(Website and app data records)
══════════

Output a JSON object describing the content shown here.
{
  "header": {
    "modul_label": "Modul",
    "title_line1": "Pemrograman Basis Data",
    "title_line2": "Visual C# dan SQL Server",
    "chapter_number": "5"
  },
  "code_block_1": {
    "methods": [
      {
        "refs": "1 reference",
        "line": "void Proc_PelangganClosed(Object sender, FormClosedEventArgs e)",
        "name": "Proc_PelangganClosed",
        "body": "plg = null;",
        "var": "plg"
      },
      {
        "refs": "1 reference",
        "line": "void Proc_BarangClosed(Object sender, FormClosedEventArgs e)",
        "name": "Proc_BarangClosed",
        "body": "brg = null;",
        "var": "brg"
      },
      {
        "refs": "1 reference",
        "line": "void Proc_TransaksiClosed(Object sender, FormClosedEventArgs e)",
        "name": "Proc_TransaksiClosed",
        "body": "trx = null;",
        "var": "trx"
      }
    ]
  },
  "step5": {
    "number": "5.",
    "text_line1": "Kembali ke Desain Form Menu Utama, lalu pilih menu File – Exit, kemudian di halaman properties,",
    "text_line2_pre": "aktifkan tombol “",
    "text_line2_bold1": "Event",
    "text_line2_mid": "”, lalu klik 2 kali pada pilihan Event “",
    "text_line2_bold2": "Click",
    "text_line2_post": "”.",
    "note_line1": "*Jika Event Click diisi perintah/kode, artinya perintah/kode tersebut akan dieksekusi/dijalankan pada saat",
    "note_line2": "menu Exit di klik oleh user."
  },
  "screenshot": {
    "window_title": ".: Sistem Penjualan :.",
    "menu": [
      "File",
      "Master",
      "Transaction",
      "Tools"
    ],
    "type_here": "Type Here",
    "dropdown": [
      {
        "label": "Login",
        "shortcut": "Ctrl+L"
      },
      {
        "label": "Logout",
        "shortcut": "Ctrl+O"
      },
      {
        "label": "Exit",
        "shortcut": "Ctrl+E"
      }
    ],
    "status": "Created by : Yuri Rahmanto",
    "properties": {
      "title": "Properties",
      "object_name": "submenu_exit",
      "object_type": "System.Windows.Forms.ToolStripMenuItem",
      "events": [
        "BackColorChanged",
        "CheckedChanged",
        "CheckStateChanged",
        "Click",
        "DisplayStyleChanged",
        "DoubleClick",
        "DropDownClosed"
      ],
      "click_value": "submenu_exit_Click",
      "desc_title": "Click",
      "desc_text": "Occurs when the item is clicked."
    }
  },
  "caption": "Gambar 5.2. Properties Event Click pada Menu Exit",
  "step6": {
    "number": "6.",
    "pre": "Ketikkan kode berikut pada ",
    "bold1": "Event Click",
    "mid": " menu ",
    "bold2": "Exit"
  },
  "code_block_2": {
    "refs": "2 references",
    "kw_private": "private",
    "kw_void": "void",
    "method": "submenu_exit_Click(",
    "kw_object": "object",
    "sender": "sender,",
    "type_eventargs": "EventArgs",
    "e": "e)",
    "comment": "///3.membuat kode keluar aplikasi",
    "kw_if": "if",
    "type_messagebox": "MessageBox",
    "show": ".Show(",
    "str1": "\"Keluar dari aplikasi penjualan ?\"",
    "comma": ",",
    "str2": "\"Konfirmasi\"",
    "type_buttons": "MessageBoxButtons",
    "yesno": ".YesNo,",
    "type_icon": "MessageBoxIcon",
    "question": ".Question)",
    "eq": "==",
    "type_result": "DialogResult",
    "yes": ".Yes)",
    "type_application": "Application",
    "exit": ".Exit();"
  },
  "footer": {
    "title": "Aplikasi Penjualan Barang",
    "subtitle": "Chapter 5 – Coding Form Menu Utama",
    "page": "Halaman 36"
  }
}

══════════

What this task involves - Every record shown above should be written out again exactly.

Written solution -
Output a JSON object describing the content shown here.
{
  "header": {
    "modul_label": "Modul",
    "title_line1": "Pemrograman Basis Data",
    "title_line2": "Visual C# dan SQL Server",
    "chapter_number": "5"
  },
  "code_block_1": {
    "methods": [
      {
        "refs": "1 reference",
        "line": "void Proc_PelangganClosed(Object sender, FormClosedEventArgs e)",
        "name": "Proc_PelangganClosed",
        "body": "plg = null;",
        "var": "plg"
      },
      {
        "refs": "1 reference",
        "line": "void Proc_BarangClosed(Object sender, FormClosedEventArgs e)",
        "name": "Proc_BarangClosed",
        "body": "brg = null;",
        "var": "brg"
      },
      {
        "refs": "1 reference",
        "line": "void Proc_TransaksiClosed(Object sender, FormClosedEventArgs e)",
        "name": "Proc_TransaksiClosed",
        "body": "trx = null;",
        "var": "trx"
      }
    ]
  },
  "step5": {
    "number": "5.",
    "text_line1": "Kembali ke Desain Form Menu Utama, lalu pilih menu File – Exit, kemudian di halaman properties,",
    "text_line2_pre": "aktifkan tombol “",
    "text_line2_bold1": "Event",
    "text_line2_mid": "”, lalu klik 2 kali pada pilihan Event “",
    "text_line2_bold2": "Click",
    "text_line2_post": "”.",
    "note_line1": "*Jika Event Click diisi perintah/kode, artinya perintah/kode tersebut akan dieksekusi/dijalankan pada saat",
    "note_line2": "menu Exit di klik oleh user."
  },
  "screenshot": {
    "window_title": ".: Sistem Penjualan :.",
    "menu": [
      "File",
      "Master",
      "Transaction",
      "Tools"
    ],
    "type_here": "Type Here",
    "dropdown": [
      {
        "label": "Login",
        "shortcut": "Ctrl+L"
      },
      {
        "label": "Logout",
        "shortcut": "Ctrl+O"
      },
      {
        "label": "Exit",
        "shortcut": "Ctrl+E"
      }
    ],
    "status": "Created by : Yuri Rahmanto",
    "properties": {
      "title": "Properties",
      "object_name": "submenu_exit",
      "object_type": "System.Windows.Forms.ToolStripMenuItem",
      "events": [
        "BackColorChanged",
        "CheckedChanged",
        "CheckStateChanged",
        "Click",
        "DisplayStyleChanged",
        "DoubleClick",
        "DropDownClosed"
      ],
      "click_value": "submenu_exit_Click",
      "desc_title": "Click",
      "desc_text": "Occurs when the item is clicked."
    }
  },
  "caption": "Gambar 5.2. Properties Event Click pada Menu Exit",
  "step6": {
    "number": "6.",
    "pre": "Ketikkan kode berikut pada ",
    "bold1": "Event Click",
    "mid": " menu ",
    "bold2": "Exit"
  },
  "code_block_2": {
    "refs": "2 references",
    "kw_private": "private",
    "kw_void": "void",
    "method": "submenu_exit_Click(",
    "kw_object": "object",
    "sender": "sender,",
    "type_eventargs": "EventArgs",
    "e": "e)",
    "comment": "///3.membuat kode keluar aplikasi",
    "kw_if": "if",
    "type_messagebox": "MessageBox",
    "show": ".Show(",
    "str1": "\"Keluar dari aplikasi penjualan ?\"",
    "comma": ",",
    "str2": "\"Konfirmasi\"",
    "type_buttons": "MessageBoxButtons",
    "yesno": ".YesNo,",
    "type_icon": "MessageBoxIcon",
    "question": ".Question)",
    "eq": "==",
    "type_result": "DialogResult",
    "yes": ".Yes)",
    "type_application": "Application",
    "exit": ".Exit();"
  },
  "footer": {
    "title": "Aplikasi Penjualan Barang",
    "subtitle": "Chapter 5 – Coding Form Menu Utama",
    "page": "Halaman 36"
  }
}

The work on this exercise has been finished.